Included in the walk itinerary was a stop at Dawes Point to examine the iconic Sydney Harbour Bridge.  As an architectural graduate myself, this was quite a highlight as I have never known that the four impressive pylons supporting the bridge were purely decorative! What a jest to be told that they were not even in the original design and were only added to satisfy public concern about the structural integrity of the bridge!

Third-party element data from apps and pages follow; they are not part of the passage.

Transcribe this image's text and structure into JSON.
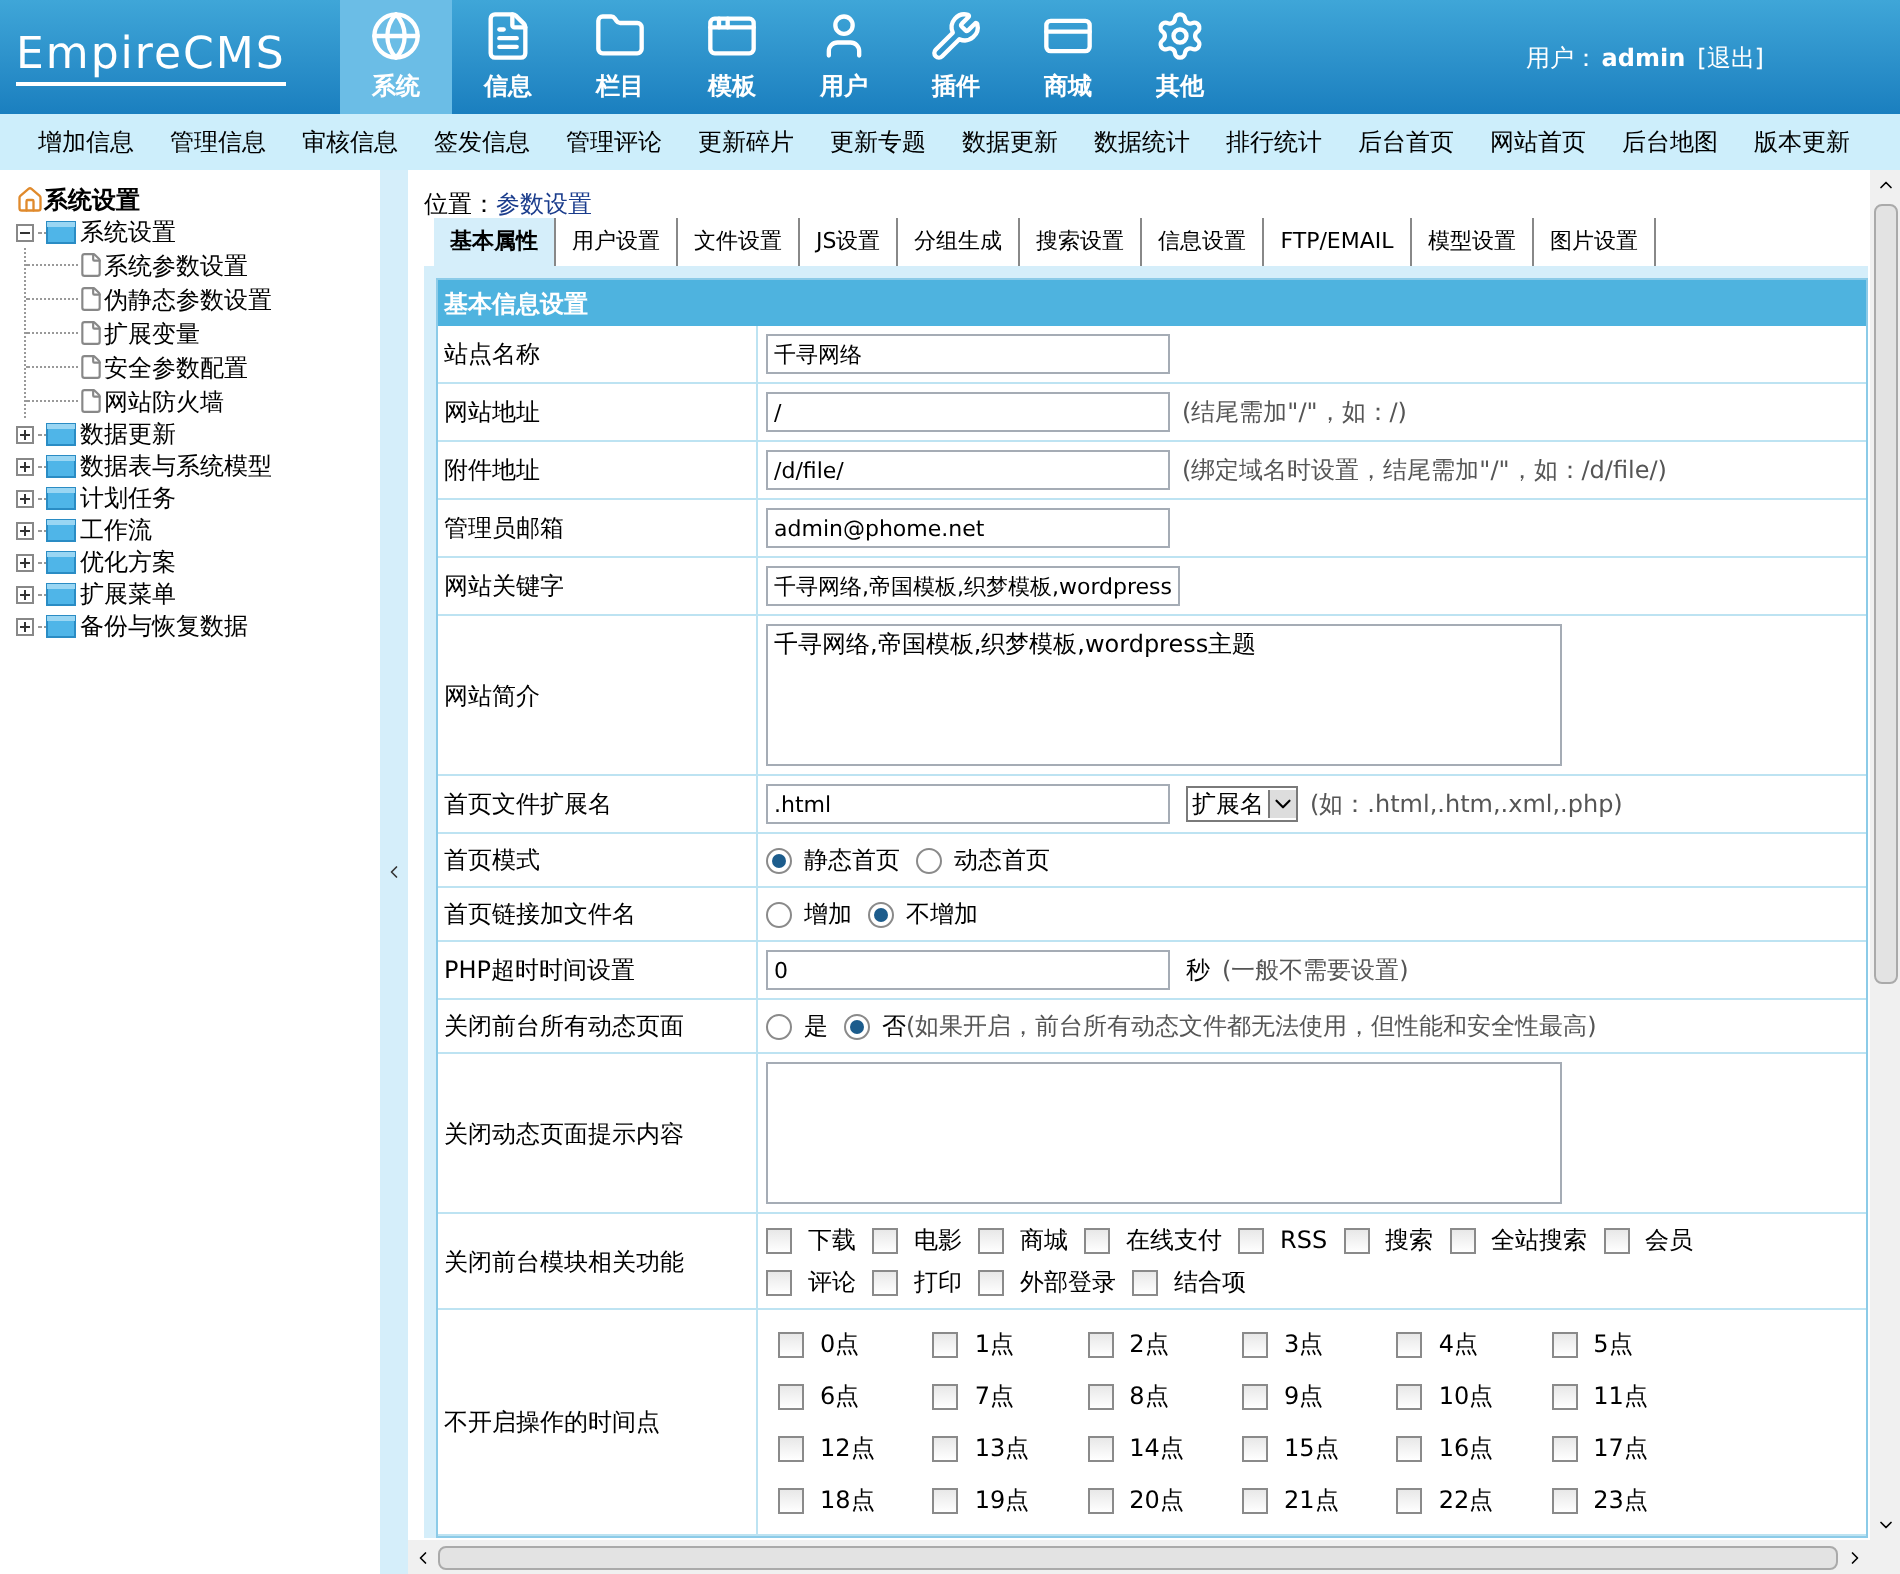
{
  "header": {
    "logo": "EmpireCMS",
    "nav": [
      {
        "label": "系统",
        "selected": true
      },
      {
        "label": "信息",
        "selected": false
      },
      {
        "label": "栏目",
        "selected": false
      },
      {
        "label": "模板",
        "selected": false
      },
      {
        "label": "用户",
        "selected": false
      },
      {
        "label": "插件",
        "selected": false
      },
      {
        "label": "商城",
        "selected": false
      },
      {
        "label": "其他",
        "selected": false
      }
    ],
    "user_label": "用户：",
    "user_name": "admin",
    "logout": "[退出]"
  },
  "menu_bar": [
    "增加信息",
    "管理信息",
    "审核信息",
    "签发信息",
    "管理评论",
    "更新碎片",
    "更新专题",
    "数据更新",
    "数据统计",
    "排行统计",
    "后台首页",
    "网站首页",
    "后台地图",
    "版本更新"
  ],
  "sidebar": {
    "title": "系统设置",
    "items": [
      {
        "label": "系统设置",
        "expanded": true,
        "children": [
          {
            "label": "系统参数设置"
          },
          {
            "label": "伪静态参数设置"
          },
          {
            "label": "扩展变量"
          },
          {
            "label": "安全参数配置"
          },
          {
            "label": "网站防火墙"
          }
        ]
      },
      {
        "label": "数据更新",
        "expanded": false
      },
      {
        "label": "数据表与系统模型",
        "expanded": false
      },
      {
        "label": "计划任务",
        "expanded": false
      },
      {
        "label": "工作流",
        "expanded": false
      },
      {
        "label": "优化方案",
        "expanded": false
      },
      {
        "label": "扩展菜单",
        "expanded": false
      },
      {
        "label": "备份与恢复数据",
        "expanded": false
      }
    ]
  },
  "breadcrumb": {
    "label": "位置：",
    "link": "参数设置"
  },
  "tabs": [
    {
      "label": "基本属性",
      "selected": true
    },
    {
      "label": "用户设置",
      "selected": false
    },
    {
      "label": "文件设置",
      "selected": false
    },
    {
      "label": "JS设置",
      "selected": false
    },
    {
      "label": "分组生成",
      "selected": false
    },
    {
      "label": "搜索设置",
      "selected": false
    },
    {
      "label": "信息设置",
      "selected": false
    },
    {
      "label": "FTP/EMAIL",
      "selected": false
    },
    {
      "label": "模型设置",
      "selected": false
    },
    {
      "label": "图片设置",
      "selected": false
    }
  ],
  "section_title": "基本信息设置",
  "rows": [
    {
      "kind": "text",
      "label": "站点名称",
      "value": "千寻网络"
    },
    {
      "kind": "text",
      "label": "网站地址",
      "value": "/",
      "hint": "(结尾需加\"/\"，如：/)"
    },
    {
      "kind": "text",
      "label": "附件地址",
      "value": "/d/file/",
      "hint": "(绑定域名时设置，结尾需加\"/\"，如：/d/file/)"
    },
    {
      "kind": "text",
      "label": "管理员邮箱",
      "value": "admin@phome.net"
    },
    {
      "kind": "text",
      "label": "网站关键字",
      "value": "千寻网络,帝国模板,织梦模板,wordpress"
    },
    {
      "kind": "textarea",
      "label": "网站简介",
      "value": "千寻网络,帝国模板,织梦模板,wordpress主题"
    },
    {
      "kind": "select",
      "label": "首页文件扩展名",
      "value": ".html",
      "select": "扩展名",
      "hint": "(如：.html,.htm,.xml,.php)"
    },
    {
      "kind": "radio",
      "label": "首页模式",
      "options": [
        {
          "label": "静态首页",
          "selected": true
        },
        {
          "label": "动态首页",
          "selected": false
        }
      ]
    },
    {
      "kind": "radio",
      "label": "首页链接加文件名",
      "options": [
        {
          "label": "增加",
          "selected": false
        },
        {
          "label": "不增加",
          "selected": true
        }
      ]
    },
    {
      "kind": "text",
      "label": "PHP超时时间设置",
      "value": "0",
      "unit": "秒",
      "hint": "(一般不需要设置)"
    },
    {
      "kind": "radio",
      "label": "关闭前台所有动态页面",
      "options": [
        {
          "label": "是",
          "selected": false
        },
        {
          "label": "否",
          "selected": true
        }
      ],
      "hint": "(如果开启，前台所有动态文件都无法使用，但性能和安全性最高)"
    },
    {
      "kind": "textarea",
      "label": "关闭动态页面提示内容",
      "value": ""
    },
    {
      "kind": "checks",
      "label": "关闭前台模块相关功能",
      "options": [
        {
          "label": "下载",
          "checked": false
        },
        {
          "label": "电影",
          "checked": false
        },
        {
          "label": "商城",
          "checked": false
        },
        {
          "label": "在线支付",
          "checked": false
        },
        {
          "label": "RSS",
          "checked": false
        },
        {
          "label": "搜索",
          "checked": false
        },
        {
          "label": "全站搜索",
          "checked": false
        },
        {
          "label": "会员",
          "checked": false
        },
        {
          "label": "评论",
          "checked": false
        },
        {
          "label": "打印",
          "checked": false
        },
        {
          "label": "外部登录",
          "checked": false
        },
        {
          "label": "结合项",
          "checked": false
        }
      ]
    },
    {
      "kind": "grid",
      "label": "不开启操作的时间点",
      "options": [
        {
          "label": "0点",
          "checked": false
        },
        {
          "label": "1点",
          "checked": false
        },
        {
          "label": "2点",
          "checked": false
        },
        {
          "label": "3点",
          "checked": false
        },
        {
          "label": "4点",
          "checked": false
        },
        {
          "label": "5点",
          "checked": false
        },
        {
          "label": "6点",
          "checked": false
        },
        {
          "label": "7点",
          "checked": false
        },
        {
          "label": "8点",
          "checked": false
        },
        {
          "label": "9点",
          "checked": false
        },
        {
          "label": "10点",
          "checked": false
        },
        {
          "label": "11点",
          "checked": false
        },
        {
          "label": "12点",
          "checked": false
        },
        {
          "label": "13点",
          "checked": false
        },
        {
          "label": "14点",
          "checked": false
        },
        {
          "label": "15点",
          "checked": false
        },
        {
          "label": "16点",
          "checked": false
        },
        {
          "label": "17点",
          "checked": false
        },
        {
          "label": "18点",
          "checked": false
        },
        {
          "label": "19点",
          "checked": false
        },
        {
          "label": "20点",
          "checked": false
        },
        {
          "label": "21点",
          "checked": false
        },
        {
          "label": "22点",
          "checked": false
        },
        {
          "label": "23点",
          "checked": false
        }
      ]
    }
  ]
}
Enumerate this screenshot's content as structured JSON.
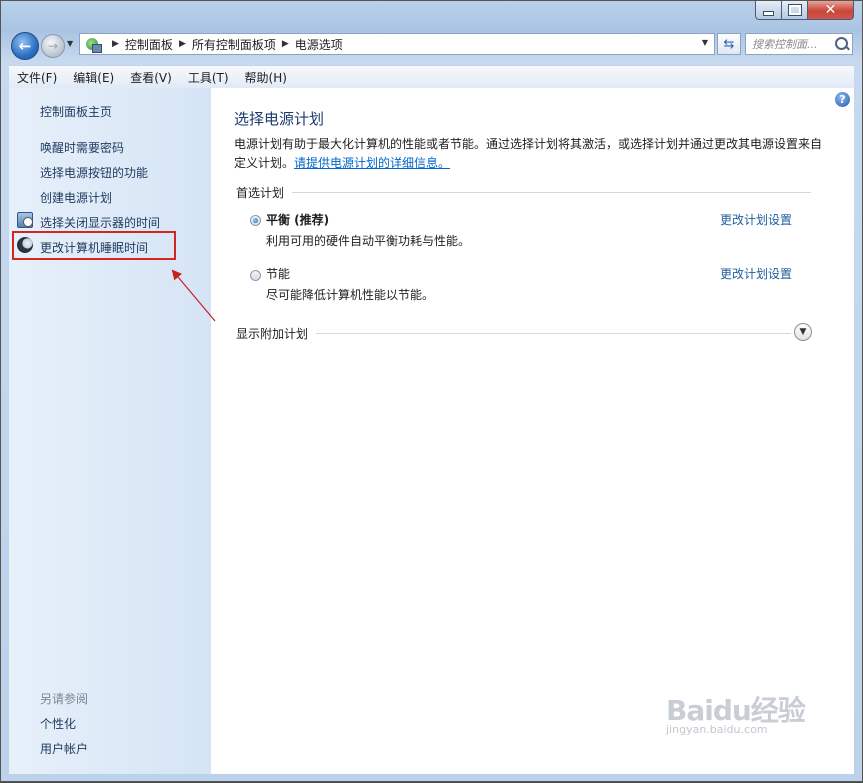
{
  "address": {
    "crumbs": [
      "控制面板",
      "所有控制面板项",
      "电源选项"
    ],
    "search_placeholder": "搜索控制面..."
  },
  "menu": [
    "文件(F)",
    "编辑(E)",
    "查看(V)",
    "工具(T)",
    "帮助(H)"
  ],
  "sidebar": {
    "home": "控制面板主页",
    "links": [
      "唤醒时需要密码",
      "选择电源按钮的功能",
      "创建电源计划",
      "选择关闭显示器的时间",
      "更改计算机睡眠时间"
    ],
    "see_also": "另请参阅",
    "see_also_links": [
      "个性化",
      "用户帐户"
    ]
  },
  "main": {
    "title": "选择电源计划",
    "desc_text": "电源计划有助于最大化计算机的性能或者节能。通过选择计划将其激活，或选择计划并通过更改其电源设置来自定义计划。",
    "desc_link": "请提供电源计划的详细信息。",
    "preferred_header": "首选计划",
    "plans": [
      {
        "name": "平衡 (推荐)",
        "desc": "利用可用的硬件自动平衡功耗与性能。",
        "link": "更改计划设置",
        "selected": true
      },
      {
        "name": "节能",
        "desc": "尽可能降低计算机性能以节能。",
        "link": "更改计划设置",
        "selected": false
      }
    ],
    "more_header": "显示附加计划"
  },
  "watermark": {
    "main": "Baidu经验",
    "sub": "jingyan.baidu.com"
  },
  "colors": {
    "highlight": "#d2261e",
    "link": "#0066cc",
    "title": "#1e3b6e"
  }
}
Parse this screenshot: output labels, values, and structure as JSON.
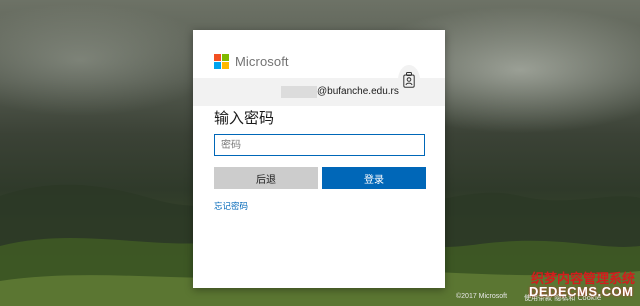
{
  "header": {
    "brand": "Microsoft",
    "logo_colors": [
      "#f25022",
      "#7fba00",
      "#00a4ef",
      "#ffb900"
    ]
  },
  "account": {
    "email_suffix": "@bufanche.edu.rs",
    "badge_icon": "badge-person-icon"
  },
  "login": {
    "title": "输入密码",
    "password_placeholder": "密码",
    "password_value": "",
    "back_label": "后退",
    "signin_label": "登录",
    "forgot_label": "忘记密码"
  },
  "footer": {
    "copyright": "©2017 Microsoft",
    "terms": "使用条款 隐私和 Cookie"
  },
  "watermark": {
    "line1": "织梦内容管理系统",
    "line2": "DEDECMS.COM"
  },
  "colors": {
    "accent": "#0067b8",
    "back_button": "#cccccc"
  }
}
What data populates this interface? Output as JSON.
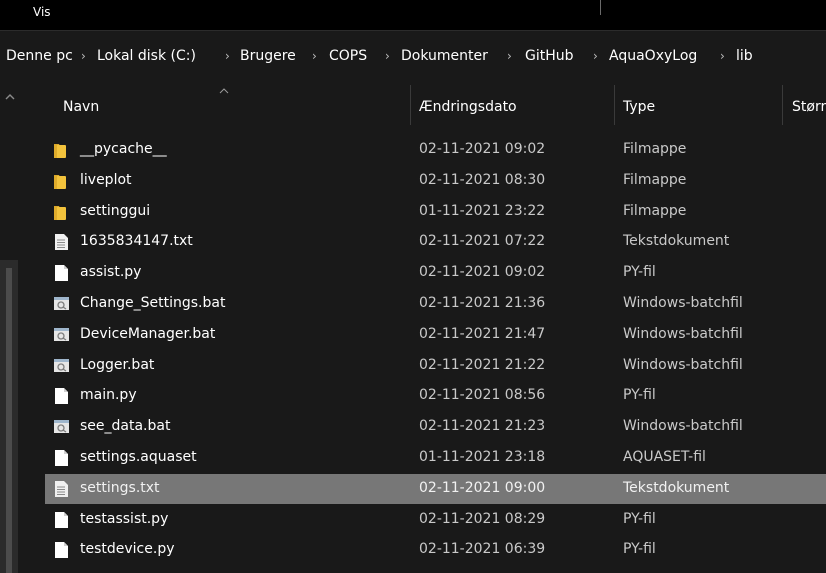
{
  "menu": {
    "view_label": "Vis"
  },
  "breadcrumb": [
    {
      "label": "Denne pc"
    },
    {
      "label": "Lokal disk (C:)"
    },
    {
      "label": "Brugere"
    },
    {
      "label": "COPS"
    },
    {
      "label": "Dokumenter"
    },
    {
      "label": "GitHub"
    },
    {
      "label": "AquaOxyLog"
    },
    {
      "label": "lib"
    }
  ],
  "columns": {
    "name": "Navn",
    "date": "Ændringsdato",
    "type": "Type",
    "size": "Størr"
  },
  "files": [
    {
      "name": "__pycache__",
      "date": "02-11-2021 09:02",
      "type": "Filmappe",
      "icon": "folder-icon"
    },
    {
      "name": "liveplot",
      "date": "02-11-2021 08:30",
      "type": "Filmappe",
      "icon": "folder-icon"
    },
    {
      "name": "settinggui",
      "date": "01-11-2021 23:22",
      "type": "Filmappe",
      "icon": "folder-icon"
    },
    {
      "name": "1635834147.txt",
      "date": "02-11-2021 07:22",
      "type": "Tekstdokument",
      "icon": "text-file-icon"
    },
    {
      "name": "assist.py",
      "date": "02-11-2021 09:02",
      "type": "PY-fil",
      "icon": "file-icon"
    },
    {
      "name": "Change_Settings.bat",
      "date": "02-11-2021 21:36",
      "type": "Windows-batchfil",
      "icon": "batch-file-icon"
    },
    {
      "name": "DeviceManager.bat",
      "date": "02-11-2021 21:47",
      "type": "Windows-batchfil",
      "icon": "batch-file-icon"
    },
    {
      "name": "Logger.bat",
      "date": "02-11-2021 21:22",
      "type": "Windows-batchfil",
      "icon": "batch-file-icon"
    },
    {
      "name": "main.py",
      "date": "02-11-2021 08:56",
      "type": "PY-fil",
      "icon": "file-icon"
    },
    {
      "name": "see_data.bat",
      "date": "02-11-2021 21:23",
      "type": "Windows-batchfil",
      "icon": "batch-file-icon"
    },
    {
      "name": "settings.aquaset",
      "date": "01-11-2021 23:18",
      "type": "AQUASET-fil",
      "icon": "file-icon"
    },
    {
      "name": "settings.txt",
      "date": "02-11-2021 09:00",
      "type": "Tekstdokument",
      "icon": "text-file-icon",
      "selected": true
    },
    {
      "name": "testassist.py",
      "date": "02-11-2021 08:29",
      "type": "PY-fil",
      "icon": "file-icon"
    },
    {
      "name": "testdevice.py",
      "date": "02-11-2021 06:39",
      "type": "PY-fil",
      "icon": "file-icon"
    }
  ],
  "colors": {
    "background": "#191919",
    "selection": "#777777",
    "folder": "#f3c33c"
  }
}
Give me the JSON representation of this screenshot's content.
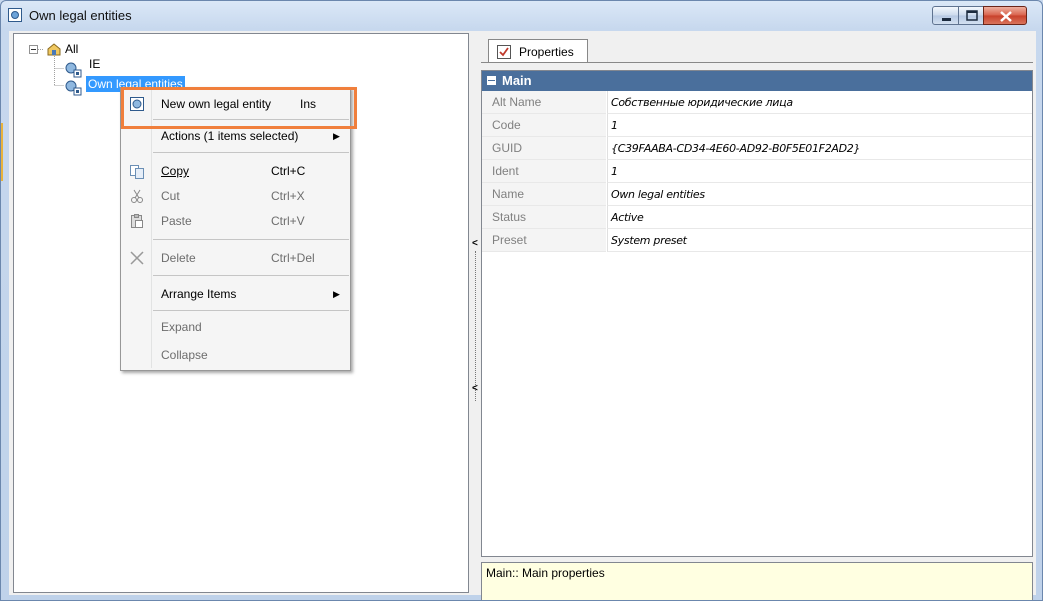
{
  "window": {
    "title": "Own legal entities",
    "controls": {
      "minimize": "minimize",
      "maximize": "maximize",
      "close": "close"
    }
  },
  "tree": {
    "root": {
      "label": "All",
      "icon": "folder-home-icon"
    },
    "children": [
      {
        "label": "IE",
        "icon": "legal-entity-icon"
      },
      {
        "label": "Own legal entities",
        "icon": "legal-entity-icon",
        "selected": true
      }
    ]
  },
  "context_menu": {
    "items": [
      {
        "label": "New own legal entity",
        "shortcut": "Ins",
        "icon": "new-entity-icon",
        "enabled": true
      },
      {
        "label": "Actions (1 items selected)",
        "submenu": true,
        "enabled": true
      },
      {
        "label": "Copy",
        "shortcut": "Ctrl+C",
        "icon": "copy-icon",
        "enabled": true
      },
      {
        "label": "Cut",
        "shortcut": "Ctrl+X",
        "icon": "cut-icon",
        "enabled": false
      },
      {
        "label": "Paste",
        "shortcut": "Ctrl+V",
        "icon": "paste-icon",
        "enabled": false
      },
      {
        "label": "Delete",
        "shortcut": "Ctrl+Del",
        "icon": "delete-icon",
        "enabled": false
      },
      {
        "label": "Arrange Items",
        "submenu": true,
        "enabled": true
      },
      {
        "label": "Expand",
        "enabled": false
      },
      {
        "label": "Collapse",
        "enabled": false
      }
    ]
  },
  "properties": {
    "tab_label": "Properties",
    "category": "Main",
    "rows": [
      {
        "name": "Alt Name",
        "value": "Собственные юридические лица"
      },
      {
        "name": "Code",
        "value": "1"
      },
      {
        "name": "GUID",
        "value": "{C39FAABA-CD34-4E60-AD92-B0F5E01F2AD2}"
      },
      {
        "name": "Ident",
        "value": "1"
      },
      {
        "name": "Name",
        "value": "Own legal entities"
      },
      {
        "name": "Status",
        "value": "Active"
      },
      {
        "name": "Preset",
        "value": "System preset"
      }
    ],
    "help_text": "Main:: Main properties"
  },
  "colors": {
    "accent_highlight": "#f07f3c",
    "selection": "#3399ff",
    "category_header": "#4a6f9c",
    "help_background": "#ffffe1"
  }
}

A few more stops later, we came to a park for a sweeping vantage view of Barangaroo. As the guide explains the naming of ‘Barangaroo’ and its relation to ‘Bennelong Point’, I couldn’t help but start to envision the future of Sydney. From its humble birthplace at The Rocks to a new major development metamorphosing the City of Sydney into a city of the 21st Century with new residential, commercial, recreational and cultural precincts.

As we covered the kilometres, we had literally walked through history and changes in The Rocks. We were kept enthralled by the juicy tale of bigotry and scandals of its colourful past occupants. One place that had remained intact was the Susannah Place built in 1844 by Irish immigrants. This venerable piece of domestic architecture shows the tough living conditions endured by the working class early migrants.

1212d2As the saying goes, ‘time flies when you are having fun.’ The delightful leisurely stroll with a group of architectural enthusiasts and locals through the changing landscape quickly came to a close after 2 hours.  As I proceeded to a new hip café for coffee, I find myself seeing The Rocks in a new perspective and saying: ‘I shall be back!’


  • Article: Mimi Wong
  • Images: Vincent Lam